┏━━
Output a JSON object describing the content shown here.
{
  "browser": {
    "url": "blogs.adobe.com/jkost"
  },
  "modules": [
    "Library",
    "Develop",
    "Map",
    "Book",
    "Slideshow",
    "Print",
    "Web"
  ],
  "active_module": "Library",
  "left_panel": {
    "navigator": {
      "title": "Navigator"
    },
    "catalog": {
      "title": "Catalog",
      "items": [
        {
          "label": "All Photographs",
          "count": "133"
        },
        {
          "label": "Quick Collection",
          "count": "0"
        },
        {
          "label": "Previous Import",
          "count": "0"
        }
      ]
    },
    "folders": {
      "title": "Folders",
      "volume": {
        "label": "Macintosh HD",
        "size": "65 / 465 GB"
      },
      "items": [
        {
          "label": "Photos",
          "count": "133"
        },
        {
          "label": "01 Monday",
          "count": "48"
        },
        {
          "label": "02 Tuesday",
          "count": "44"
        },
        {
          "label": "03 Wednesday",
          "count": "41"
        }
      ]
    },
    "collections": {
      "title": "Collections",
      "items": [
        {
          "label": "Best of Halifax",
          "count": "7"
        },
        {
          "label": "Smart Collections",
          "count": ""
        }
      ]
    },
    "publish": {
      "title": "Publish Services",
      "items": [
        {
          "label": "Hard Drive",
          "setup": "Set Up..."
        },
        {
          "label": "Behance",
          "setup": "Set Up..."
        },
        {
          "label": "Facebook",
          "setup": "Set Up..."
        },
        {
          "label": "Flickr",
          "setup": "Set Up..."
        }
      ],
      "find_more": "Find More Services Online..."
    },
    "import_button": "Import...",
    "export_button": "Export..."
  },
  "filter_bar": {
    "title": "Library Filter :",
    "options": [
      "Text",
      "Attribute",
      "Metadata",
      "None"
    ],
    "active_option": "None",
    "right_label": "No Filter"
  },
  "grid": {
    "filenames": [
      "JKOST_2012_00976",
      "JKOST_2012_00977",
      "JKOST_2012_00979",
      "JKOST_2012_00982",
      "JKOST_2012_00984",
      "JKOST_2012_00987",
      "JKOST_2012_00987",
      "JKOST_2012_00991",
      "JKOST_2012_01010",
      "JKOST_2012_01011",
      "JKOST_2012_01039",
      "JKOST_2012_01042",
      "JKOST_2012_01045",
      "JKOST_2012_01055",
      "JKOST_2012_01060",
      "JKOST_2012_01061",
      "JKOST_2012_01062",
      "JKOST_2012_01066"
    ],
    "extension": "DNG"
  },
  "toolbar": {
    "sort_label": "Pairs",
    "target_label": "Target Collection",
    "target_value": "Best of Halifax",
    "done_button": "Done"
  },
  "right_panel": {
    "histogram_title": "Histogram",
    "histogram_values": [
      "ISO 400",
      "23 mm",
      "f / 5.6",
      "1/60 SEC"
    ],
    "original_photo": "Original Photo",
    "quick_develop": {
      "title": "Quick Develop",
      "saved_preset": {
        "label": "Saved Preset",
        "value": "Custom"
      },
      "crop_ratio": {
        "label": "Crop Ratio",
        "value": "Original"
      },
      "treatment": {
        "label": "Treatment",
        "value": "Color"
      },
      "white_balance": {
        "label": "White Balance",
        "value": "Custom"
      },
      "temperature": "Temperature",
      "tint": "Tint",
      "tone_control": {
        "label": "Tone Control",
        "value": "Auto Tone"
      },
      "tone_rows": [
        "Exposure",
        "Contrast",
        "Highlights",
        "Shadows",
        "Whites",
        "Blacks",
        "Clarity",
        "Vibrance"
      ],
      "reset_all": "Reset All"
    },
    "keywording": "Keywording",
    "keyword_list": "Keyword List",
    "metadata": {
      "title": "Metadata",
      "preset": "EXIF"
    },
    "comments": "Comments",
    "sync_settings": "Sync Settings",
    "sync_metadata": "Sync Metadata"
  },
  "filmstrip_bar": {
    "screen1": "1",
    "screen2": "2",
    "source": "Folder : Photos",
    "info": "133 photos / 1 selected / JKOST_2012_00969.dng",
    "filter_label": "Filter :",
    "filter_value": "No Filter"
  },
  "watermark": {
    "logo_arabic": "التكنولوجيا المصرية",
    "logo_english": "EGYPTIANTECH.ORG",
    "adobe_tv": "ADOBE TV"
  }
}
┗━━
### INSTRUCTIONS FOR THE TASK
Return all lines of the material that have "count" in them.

### RESPONSE
          "count": "133"
          "count": "0"
          "count": "0"
          "count": "133"
          "count": "48"
          "count": "44"
          "count": "41"
          "count": "7"
          "count": ""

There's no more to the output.